Greek Wine Month

Greek Wine Month

We are delighted to be able to participate in the UK’s first ever Greek Wine Month.

The promotional month is a collaborative effort between The Greek Wine Federation, Westbury Communications, UK importers, restaurants and retailers across the UK.

A Brief History of Greek Wine

Greek wine boasts a rich and storied history that dates back over 6,500 years, making it one of the oldest wine-producing regions in the world. Ancient Greeks considered wine a staple of their culture, intertwined with their daily life, mythology, and religion. Here’s a journey through the fascinating evolution of Greek wine:

Ancient Beginnings

Viticulture in Greece began in the Neolithic period, around 4,500 BCE. Early evidence of grape cultivation and wine production has been found in archaeological sites, including grape seeds and ancient wine presses. By the Mycenaean era (1600-1100 BCE), wine was already a significant commodity, often stored in large clay jars called amphorae.

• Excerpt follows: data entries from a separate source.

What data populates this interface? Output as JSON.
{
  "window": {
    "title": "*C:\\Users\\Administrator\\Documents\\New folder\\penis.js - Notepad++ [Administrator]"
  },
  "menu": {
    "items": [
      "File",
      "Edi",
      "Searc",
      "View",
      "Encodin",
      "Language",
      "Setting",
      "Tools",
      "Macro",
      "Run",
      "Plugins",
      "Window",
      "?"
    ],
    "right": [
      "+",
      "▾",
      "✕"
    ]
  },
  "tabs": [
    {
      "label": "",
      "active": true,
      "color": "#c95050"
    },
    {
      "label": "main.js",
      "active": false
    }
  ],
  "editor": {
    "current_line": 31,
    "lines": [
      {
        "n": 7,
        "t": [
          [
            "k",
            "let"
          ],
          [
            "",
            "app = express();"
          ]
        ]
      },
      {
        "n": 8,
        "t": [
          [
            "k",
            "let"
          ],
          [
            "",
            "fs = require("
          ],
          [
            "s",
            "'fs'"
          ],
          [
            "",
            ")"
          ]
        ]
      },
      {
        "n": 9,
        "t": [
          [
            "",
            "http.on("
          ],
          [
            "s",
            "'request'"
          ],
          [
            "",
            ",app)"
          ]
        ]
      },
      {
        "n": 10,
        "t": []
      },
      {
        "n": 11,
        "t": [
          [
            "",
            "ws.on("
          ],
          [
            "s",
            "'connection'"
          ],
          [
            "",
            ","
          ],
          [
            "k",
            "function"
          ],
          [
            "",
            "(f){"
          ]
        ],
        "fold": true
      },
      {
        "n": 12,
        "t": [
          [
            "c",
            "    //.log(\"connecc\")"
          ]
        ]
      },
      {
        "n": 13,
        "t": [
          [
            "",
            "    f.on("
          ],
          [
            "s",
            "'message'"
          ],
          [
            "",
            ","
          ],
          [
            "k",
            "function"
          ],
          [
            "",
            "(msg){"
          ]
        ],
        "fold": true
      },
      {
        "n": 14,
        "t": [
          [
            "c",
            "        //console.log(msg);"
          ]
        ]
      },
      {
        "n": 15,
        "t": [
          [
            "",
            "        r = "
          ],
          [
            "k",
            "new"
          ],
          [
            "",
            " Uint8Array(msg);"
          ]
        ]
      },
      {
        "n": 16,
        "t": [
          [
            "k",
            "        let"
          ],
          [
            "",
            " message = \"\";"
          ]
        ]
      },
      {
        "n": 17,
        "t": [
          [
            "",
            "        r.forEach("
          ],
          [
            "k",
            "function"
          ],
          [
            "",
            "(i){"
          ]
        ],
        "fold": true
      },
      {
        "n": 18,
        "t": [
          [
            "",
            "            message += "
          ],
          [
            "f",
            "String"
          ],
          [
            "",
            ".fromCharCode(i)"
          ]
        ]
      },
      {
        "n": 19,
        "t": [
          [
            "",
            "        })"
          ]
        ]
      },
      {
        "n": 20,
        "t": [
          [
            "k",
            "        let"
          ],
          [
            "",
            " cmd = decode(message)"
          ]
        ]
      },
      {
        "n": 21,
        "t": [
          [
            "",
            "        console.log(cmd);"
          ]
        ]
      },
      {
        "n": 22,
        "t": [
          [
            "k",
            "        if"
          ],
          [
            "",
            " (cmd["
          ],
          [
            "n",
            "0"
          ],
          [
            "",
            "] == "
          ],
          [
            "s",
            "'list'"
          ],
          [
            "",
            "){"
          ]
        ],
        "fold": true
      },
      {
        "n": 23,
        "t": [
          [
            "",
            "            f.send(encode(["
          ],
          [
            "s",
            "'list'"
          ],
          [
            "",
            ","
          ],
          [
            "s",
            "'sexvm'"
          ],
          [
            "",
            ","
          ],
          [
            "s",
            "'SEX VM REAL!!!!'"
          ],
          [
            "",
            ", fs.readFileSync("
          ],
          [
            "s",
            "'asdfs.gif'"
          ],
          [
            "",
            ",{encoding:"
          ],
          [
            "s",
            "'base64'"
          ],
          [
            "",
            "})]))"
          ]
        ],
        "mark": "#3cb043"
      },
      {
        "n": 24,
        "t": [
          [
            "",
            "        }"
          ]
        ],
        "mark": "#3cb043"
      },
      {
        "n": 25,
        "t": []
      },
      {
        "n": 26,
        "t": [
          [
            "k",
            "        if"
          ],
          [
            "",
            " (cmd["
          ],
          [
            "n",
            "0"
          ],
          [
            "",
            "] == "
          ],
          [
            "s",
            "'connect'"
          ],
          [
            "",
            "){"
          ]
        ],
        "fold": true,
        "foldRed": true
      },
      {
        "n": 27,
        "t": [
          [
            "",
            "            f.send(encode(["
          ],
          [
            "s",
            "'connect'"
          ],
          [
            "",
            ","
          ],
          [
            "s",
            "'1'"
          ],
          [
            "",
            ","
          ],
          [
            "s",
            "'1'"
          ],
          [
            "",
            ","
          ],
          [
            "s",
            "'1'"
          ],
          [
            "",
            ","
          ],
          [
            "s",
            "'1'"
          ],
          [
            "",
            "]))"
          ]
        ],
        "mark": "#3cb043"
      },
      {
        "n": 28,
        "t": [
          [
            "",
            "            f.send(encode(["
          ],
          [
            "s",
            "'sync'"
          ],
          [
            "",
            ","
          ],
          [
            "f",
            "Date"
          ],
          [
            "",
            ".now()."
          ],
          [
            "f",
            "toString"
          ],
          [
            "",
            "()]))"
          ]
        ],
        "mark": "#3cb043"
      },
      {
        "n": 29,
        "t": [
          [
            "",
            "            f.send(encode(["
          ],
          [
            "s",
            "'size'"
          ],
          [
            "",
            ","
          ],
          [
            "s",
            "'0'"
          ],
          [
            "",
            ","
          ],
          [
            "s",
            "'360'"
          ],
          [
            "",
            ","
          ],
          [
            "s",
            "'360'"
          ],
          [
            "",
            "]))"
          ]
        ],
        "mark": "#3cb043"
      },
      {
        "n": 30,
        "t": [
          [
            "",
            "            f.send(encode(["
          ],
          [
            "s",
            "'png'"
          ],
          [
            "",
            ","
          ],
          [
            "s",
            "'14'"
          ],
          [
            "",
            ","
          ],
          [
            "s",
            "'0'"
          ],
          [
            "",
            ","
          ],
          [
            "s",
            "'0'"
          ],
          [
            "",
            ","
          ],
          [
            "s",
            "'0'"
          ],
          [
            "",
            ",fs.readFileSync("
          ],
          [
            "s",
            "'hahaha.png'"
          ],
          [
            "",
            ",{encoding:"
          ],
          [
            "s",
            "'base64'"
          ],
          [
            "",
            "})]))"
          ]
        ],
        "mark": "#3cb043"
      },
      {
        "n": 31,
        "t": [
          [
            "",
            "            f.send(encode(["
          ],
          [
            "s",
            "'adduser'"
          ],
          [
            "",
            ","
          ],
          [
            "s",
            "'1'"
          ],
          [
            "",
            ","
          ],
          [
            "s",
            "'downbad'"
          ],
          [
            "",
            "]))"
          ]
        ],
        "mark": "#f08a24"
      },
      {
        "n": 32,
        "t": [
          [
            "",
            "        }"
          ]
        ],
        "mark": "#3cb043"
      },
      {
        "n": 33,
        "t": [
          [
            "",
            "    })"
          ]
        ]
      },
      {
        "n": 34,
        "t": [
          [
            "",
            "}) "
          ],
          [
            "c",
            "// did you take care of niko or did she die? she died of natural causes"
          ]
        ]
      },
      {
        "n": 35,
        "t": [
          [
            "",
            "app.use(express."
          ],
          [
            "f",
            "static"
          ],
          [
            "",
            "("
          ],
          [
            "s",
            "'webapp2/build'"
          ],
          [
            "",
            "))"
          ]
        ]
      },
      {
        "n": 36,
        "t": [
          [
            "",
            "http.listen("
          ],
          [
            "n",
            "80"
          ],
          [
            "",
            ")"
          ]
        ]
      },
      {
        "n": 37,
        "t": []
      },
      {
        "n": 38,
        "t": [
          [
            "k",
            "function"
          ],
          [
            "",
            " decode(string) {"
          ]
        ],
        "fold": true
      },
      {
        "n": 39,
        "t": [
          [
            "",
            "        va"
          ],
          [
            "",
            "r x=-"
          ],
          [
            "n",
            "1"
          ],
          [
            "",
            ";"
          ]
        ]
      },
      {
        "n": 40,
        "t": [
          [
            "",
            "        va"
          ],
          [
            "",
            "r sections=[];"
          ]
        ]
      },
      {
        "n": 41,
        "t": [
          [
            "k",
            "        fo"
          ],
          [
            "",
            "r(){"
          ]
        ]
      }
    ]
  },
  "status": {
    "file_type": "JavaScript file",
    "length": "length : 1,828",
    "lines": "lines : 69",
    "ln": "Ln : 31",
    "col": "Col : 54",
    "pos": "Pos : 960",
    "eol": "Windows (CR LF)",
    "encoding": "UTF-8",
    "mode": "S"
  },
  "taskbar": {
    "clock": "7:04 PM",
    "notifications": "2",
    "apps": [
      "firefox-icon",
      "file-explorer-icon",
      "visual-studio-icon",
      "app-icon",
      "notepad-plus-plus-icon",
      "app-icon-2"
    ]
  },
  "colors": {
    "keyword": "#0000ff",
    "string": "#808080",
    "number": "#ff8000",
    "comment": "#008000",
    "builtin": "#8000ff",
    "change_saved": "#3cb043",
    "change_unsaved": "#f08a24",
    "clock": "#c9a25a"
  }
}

Classical Era

The classical era (5th-4th century BCE) was a golden age for Greek wine. The Greeks not only perfected their winemaking techniques but also spread their knowledge and grapevines throughout the Mediterranean, including regions of Italy, France, and Spain. Wine was a central element of the symposium, a social gathering where philosophical and political discussions took place over shared drinks. Renowned wines from regions like Chios, Thasos, and Lesbos were highly prized and traded extensively.

Influence of Mythology

Greek mythology deeply influenced the cultural significance of wine. Dionysus, the god of wine, revelry, and fertility, was a central figure in Greek religion. Festivals dedicated to Dionysus, such as the Dionysia, celebrated the harvest and the joys of wine, reinforcing its divine status.

Roman and Byzantine Periods

When the Romans conquered Greece in the 2nd century BCE, they adopted and adapted Greek winemaking practices, further spreading Greek viticultural influence across their empire. During the Byzantine era (330-1453 CE), Greek wine continued to thrive, with monasteries becoming key centres of production. Monastic communities preserved ancient grape varieties and techniques, ensuring the continuity of Greek wine traditions.

Ottoman Occupation

The Ottoman rule (1453-1821 CE) posed significant challenges for Greek wine production. Islamic law, which discourages alcohol consumption, led to a decline in winemaking. However, some regions, particularly the islands, managed to sustain their viticulture, often producing wine in secret.

Modern Revival

The 19th and 20th centuries saw a revival of Greek wine. Following independence from the Ottoman Empire, Greece began to reestablish its wine industry. The phylloxera plague that devastated European vineyards in the late 19th century largely spared Greece, allowing its ancient grape varieties to flourish. In recent decades, Greek winemakers have embraced modern techniques while preserving traditional methods, leading to a renaissance in quality and global recognition.

Unique Grape Varieties and Terroir

Greece is home to over 300 indigenous grape varieties, many of which are found nowhere else in the world. Notable varieties include Assyrtiko from Santorini, Moschofilero from the Peloponnese, and Xinomavro from Macedonia. Greece’s diverse terroir, from mountainous regions to coastal vineyards, contributes to the distinctiveness and complexity of its wines.

Greek Wine Today

Today, Greek wine is celebrated for its unique flavours and exceptional quality. The country’s winemakers continue to innovate, producing award-winning wines that capture the essence of Greece’s rich heritage and diverse landscapes. Whether you’re a connoisseur or a casual enthusiast, exploring Greek wine offers a delightful journey through one of the world’s oldest and most vibrant winemaking traditions.

Browse the participating producers below.